Today’s show is the first episode in our new season about hiring and retaining good employees in machining companies.
Our guest is Scott Eighmy, co-owner and CEO of American Turned Products, a medium-sized precision machining company in Erie, Pennsylvania. Scott says his company is struggling like many manufacturing businesses right now to hire new good employees, so he needs to get the most out of the people he already has. He says small acts of recognition and making employees feel heard is key to maintaining a happy and productive workforce.
Key Takeaways From the Interview
Background of American Turned Products
American Turned Products (ATP) employs a little under 100 people. It serves a variety of industries such as automotive, appliance, military, and hydraulics, primarily focusing on high volumes—jobs with quantities of hundreds of thousands or millions of parts. To produce the large quantities of precision turned parts the company has many EPIC CNC Hydromats and INDEX CNC multi-spindles.
The the city of Erie and its surrounding areas supply ATP with a population of around 250,000 as a source for employees. Erie has a long history of heavy industry, its educational system is solid, and the cost of living is relatively low. A person can purchase a nice house there for $120,000.
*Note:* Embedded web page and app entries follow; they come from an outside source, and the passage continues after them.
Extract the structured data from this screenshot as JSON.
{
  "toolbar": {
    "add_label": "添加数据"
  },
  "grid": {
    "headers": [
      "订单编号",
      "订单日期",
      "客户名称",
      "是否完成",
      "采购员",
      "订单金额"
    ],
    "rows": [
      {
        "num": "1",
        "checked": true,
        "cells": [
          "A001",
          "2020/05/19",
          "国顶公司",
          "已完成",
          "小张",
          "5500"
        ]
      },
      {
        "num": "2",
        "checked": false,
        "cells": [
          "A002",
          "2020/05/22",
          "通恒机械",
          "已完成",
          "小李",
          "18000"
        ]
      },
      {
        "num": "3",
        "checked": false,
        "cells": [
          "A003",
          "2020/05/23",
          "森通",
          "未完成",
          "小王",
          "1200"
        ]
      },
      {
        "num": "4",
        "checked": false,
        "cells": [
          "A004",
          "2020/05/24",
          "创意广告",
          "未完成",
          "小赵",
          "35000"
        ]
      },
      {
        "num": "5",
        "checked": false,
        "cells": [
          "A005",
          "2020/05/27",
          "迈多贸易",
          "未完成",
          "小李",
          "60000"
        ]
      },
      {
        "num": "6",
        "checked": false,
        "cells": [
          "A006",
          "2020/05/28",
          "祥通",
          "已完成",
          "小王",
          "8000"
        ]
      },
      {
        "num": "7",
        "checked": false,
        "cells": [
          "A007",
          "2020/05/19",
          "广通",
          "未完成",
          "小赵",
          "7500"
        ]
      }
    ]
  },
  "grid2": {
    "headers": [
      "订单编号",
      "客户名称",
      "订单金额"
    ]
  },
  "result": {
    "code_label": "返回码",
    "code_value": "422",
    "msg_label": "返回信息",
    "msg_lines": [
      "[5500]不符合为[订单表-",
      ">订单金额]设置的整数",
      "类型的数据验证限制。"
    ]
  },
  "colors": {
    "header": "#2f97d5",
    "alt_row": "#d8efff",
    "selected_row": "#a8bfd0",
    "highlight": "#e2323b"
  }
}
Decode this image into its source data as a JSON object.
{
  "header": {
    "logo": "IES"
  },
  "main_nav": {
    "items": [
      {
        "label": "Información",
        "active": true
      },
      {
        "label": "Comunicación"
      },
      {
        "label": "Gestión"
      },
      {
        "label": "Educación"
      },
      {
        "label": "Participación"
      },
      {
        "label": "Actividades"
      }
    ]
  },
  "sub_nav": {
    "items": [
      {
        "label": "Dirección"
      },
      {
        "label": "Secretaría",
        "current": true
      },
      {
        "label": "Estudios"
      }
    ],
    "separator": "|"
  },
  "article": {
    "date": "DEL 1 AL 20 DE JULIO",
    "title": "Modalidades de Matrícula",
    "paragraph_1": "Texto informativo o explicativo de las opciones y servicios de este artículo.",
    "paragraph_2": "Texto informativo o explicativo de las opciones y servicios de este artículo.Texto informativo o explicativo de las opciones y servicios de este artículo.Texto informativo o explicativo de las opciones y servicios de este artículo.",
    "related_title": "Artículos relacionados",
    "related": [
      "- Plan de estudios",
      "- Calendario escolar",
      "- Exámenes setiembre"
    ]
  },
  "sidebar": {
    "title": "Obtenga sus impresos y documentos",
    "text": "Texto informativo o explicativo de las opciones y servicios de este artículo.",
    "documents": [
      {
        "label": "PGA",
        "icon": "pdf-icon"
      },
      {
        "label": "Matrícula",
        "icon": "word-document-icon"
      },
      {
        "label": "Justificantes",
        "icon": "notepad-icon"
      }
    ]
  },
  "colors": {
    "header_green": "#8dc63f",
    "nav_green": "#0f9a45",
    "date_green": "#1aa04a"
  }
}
Wages at ATP range from $12 per hour for new workers to $24+ on the higher end. Most of the hourly workers at the company start at the bottom and are trained in-house.
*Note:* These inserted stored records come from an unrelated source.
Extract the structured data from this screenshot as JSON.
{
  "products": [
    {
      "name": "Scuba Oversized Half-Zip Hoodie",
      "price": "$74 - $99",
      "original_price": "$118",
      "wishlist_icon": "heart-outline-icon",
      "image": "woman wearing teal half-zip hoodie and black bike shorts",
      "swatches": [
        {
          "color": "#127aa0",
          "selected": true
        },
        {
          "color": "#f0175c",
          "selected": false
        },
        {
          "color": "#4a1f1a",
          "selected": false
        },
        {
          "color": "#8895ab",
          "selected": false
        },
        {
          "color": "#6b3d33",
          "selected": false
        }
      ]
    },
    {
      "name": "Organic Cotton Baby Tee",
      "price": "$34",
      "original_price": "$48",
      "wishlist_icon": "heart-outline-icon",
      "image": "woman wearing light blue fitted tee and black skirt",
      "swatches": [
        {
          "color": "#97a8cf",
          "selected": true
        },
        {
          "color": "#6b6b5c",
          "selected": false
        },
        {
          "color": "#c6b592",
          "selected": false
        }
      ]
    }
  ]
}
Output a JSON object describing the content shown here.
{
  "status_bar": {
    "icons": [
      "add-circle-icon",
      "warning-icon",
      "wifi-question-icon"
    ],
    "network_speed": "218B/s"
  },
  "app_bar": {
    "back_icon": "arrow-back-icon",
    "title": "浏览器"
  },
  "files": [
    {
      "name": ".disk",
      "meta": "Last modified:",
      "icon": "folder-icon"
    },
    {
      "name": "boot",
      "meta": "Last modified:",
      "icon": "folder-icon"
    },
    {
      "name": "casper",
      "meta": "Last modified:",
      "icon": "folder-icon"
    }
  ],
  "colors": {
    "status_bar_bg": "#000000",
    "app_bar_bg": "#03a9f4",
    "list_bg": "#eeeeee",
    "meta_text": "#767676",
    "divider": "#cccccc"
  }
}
Today’s Difficult Labor Market
Scott says the current tight labor market has been challenging for ATP. He says the precision machining business is hot right now, but potential workers don’t have enough incentive to get jobs while they can still receive the generous unemployment benefits brought about by the COVID-19 crisis. Scott says he hopes Pennsylvania will soon stop taking the government subsidies that fund the special unemployment benefits, as several other states have recently done.
In typical times, ATP finds new employees by using temp agencies, but right now there are no temps available. The company also tries to find new employees using social media such as Facebook and LinkedIn, but that has also not yielded great results.
Culture of Employee Engagement
Scott says the millennial employees at ATP often ask why they have to do certain things, rather than simply accepting orders. The company tries to show them respect by allowing employees to ask questions in meetings and giving them straight answers. For instance, if management asks employees to prepare equipment to be sold, sometimes people ask why the company is selling it. Then managers do their best to explain why the change is necessary.
ATP wants its hourly employees to understand the purpose of their work, so the company often sends them to visit customers. Also, when customers come to visit the company, shop employees give them the tour, rather than the managers. Scott says, “The more employees understand what is important to the customer, the better the product the customer receives.”
Making Employees Feel Valued
Scott says ATP’s management philosophy is to show its people it respects and values them. It’s not uncommon for the company to have small celebrations, like a pizza party for a team that succeeds in setting up a challenging part.
He also says the company demonstrates how much it cares about its people by constantly emphasizing the importance of safety. Management has daily meetings with employees on every shift, and the first topic they go over are safety issues in the plant. In addition to preventing accidents, Scott says it demonstrates to employees that the company cares about their wellbeing.
He says if you demonstrate to people that you care and show optimism, people will be loyal and do good work.
Question: Do people at your company communicate well?